Born in Czechoslovakia, I experienced the realities of life very early. My family and I cheated death many times, from being bombed during World War II to dodging snipers in South East Asia.
To escape from communist treachery my family and I crossed borders through muddy fields, barbed wire, and armed guards.
At the age of nine I arrived in New York City. Two weeks in a new country I was immersed in the NYC school system, the best thing that could have happened to me.
I learned English quickly without forgetting Czech or German.
I immediately picked the political party that I would support, the Republican Party. That’s right; I knew where I belonged even at the age of nine.
I was a musician with my own band, worked with various promotional groups, started an out sourcing business for assembly of small manufacturing items, a computer company marketing hardware and software.
I served in South East Asia in Military Intelligence, held several positions in various fraternal organizations, worked on the U. S. Bicentennial Celebration, and now doing my best to strengthen the Republican Party.

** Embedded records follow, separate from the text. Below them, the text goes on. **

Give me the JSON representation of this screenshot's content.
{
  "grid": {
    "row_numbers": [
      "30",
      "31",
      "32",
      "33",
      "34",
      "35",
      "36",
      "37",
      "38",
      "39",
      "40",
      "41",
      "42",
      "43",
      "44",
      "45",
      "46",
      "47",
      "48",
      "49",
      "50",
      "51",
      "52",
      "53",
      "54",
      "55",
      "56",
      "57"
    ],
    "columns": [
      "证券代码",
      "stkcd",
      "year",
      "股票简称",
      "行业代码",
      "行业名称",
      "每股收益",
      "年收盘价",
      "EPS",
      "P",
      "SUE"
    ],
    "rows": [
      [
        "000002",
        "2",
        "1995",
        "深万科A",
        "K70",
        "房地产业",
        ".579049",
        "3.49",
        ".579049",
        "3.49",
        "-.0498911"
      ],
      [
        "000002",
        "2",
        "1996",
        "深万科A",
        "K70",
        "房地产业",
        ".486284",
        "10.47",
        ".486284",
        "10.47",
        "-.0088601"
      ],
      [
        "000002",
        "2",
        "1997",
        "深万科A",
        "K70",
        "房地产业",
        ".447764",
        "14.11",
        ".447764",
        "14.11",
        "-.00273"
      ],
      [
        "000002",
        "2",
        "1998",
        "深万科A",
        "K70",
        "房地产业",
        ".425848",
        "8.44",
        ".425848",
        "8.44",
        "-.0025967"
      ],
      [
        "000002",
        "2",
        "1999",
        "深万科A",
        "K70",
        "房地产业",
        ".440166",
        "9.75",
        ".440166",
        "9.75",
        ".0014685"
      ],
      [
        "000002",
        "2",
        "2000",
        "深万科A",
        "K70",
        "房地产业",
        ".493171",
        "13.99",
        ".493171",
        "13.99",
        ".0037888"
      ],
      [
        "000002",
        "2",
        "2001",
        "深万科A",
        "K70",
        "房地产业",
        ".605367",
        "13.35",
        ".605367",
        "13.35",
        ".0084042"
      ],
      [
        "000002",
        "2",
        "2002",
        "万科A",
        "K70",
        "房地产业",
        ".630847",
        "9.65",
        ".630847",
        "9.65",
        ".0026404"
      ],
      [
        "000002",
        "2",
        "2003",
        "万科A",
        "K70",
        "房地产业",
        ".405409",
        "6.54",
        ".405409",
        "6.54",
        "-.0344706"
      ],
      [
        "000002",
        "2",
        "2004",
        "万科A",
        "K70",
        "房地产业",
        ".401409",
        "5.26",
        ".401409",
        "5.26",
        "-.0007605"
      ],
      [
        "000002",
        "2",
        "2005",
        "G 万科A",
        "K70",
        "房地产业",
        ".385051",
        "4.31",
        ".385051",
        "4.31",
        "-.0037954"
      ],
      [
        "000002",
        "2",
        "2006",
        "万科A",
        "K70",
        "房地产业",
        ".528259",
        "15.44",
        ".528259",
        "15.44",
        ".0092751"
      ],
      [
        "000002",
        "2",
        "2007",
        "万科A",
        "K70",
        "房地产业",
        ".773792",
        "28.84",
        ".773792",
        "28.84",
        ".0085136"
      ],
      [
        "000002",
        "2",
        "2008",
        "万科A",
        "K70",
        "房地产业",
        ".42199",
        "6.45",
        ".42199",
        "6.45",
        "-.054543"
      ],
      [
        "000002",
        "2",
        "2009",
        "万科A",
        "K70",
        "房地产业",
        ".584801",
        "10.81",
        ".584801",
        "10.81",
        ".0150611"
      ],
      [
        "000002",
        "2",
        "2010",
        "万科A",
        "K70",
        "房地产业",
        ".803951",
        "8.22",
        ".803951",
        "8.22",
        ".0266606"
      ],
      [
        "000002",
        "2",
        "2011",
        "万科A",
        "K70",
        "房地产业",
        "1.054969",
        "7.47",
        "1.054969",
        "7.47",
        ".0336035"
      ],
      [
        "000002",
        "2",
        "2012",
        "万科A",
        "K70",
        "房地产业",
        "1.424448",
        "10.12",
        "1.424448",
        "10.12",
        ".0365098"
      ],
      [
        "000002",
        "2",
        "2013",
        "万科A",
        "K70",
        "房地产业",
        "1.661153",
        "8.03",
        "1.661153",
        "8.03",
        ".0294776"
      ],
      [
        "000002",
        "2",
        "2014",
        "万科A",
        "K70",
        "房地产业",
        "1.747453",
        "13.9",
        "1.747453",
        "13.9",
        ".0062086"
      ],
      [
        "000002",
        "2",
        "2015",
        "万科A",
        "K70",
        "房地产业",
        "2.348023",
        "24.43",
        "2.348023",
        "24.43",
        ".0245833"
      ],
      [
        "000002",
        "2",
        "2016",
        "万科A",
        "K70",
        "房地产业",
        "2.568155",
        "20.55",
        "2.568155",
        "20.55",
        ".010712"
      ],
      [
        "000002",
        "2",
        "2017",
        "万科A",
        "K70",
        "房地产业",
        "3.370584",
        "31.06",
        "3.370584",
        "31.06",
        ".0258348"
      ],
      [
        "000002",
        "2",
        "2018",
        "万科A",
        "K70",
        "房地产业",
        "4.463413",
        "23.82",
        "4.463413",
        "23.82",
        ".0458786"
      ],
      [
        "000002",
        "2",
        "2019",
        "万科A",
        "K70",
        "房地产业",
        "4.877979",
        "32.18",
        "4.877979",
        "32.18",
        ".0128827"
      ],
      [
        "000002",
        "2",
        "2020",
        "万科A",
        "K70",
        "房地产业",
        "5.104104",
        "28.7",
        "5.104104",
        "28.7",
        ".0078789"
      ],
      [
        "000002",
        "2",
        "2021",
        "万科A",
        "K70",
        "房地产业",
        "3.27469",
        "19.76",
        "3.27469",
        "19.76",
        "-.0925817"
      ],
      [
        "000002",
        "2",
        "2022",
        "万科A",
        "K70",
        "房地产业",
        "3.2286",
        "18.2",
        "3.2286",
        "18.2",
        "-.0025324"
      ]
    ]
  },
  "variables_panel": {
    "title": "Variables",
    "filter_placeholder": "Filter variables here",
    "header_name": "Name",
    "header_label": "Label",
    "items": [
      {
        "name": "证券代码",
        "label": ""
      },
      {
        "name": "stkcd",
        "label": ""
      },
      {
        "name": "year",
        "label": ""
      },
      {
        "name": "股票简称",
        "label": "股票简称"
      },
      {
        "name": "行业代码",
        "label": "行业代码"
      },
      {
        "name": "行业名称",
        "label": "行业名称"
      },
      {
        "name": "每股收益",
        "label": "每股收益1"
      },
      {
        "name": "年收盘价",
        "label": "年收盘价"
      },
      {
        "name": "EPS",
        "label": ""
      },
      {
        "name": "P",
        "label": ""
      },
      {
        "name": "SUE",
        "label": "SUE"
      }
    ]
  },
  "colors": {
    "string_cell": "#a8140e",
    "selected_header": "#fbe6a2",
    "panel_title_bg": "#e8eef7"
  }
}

Officials in Lebanon and Turkey have confirmed that a painful disease is being spread across the Middle East by Syrian refugees. Leishmaniasis, which is caused by parasites in the bites of sandflies, comes in three forms: cutaneous, mucocutaneous and visceral. Each has varying symptoms and levels of severity, but all result in painful, skin-decaying ulcers that have led some to brand it a “flesh-eating” disease. Complicating matters is the fact that symptoms don’t immediately appear after a bite; sometimes it can take days or even weeks for patients to develop nodules that eventually start eating away at their skin.
Dr. Jane Orient, one of the senior directors at the Association of American Physicians and Surgeons (AAPS), warns that Syrian refugees are spreading the disease to countries that aren’t prepared to deal with it. This includes the U.S. and several locations in the Middle East where leishmaniasis rates are rising with the influx of poverty-stricken people without access to proper medical care. Prior to 2008, Lebanon had no recorded cases of leishmaniasis at all; by 2012, those rates had skyrocketed, and 96.6 percent of sufferers were Syrian refugees. A study of leishmaniasis patients in Turkey found that 69 percent were Syrian refugees.
Officials have yet to give word about if and how the spread of this disease will affect foreign policy. In the meantime, doctors overseas continue to work on the prevention and treatment of leishmaniasis, and they stress that education is often the biggest factor in stopping its rampage.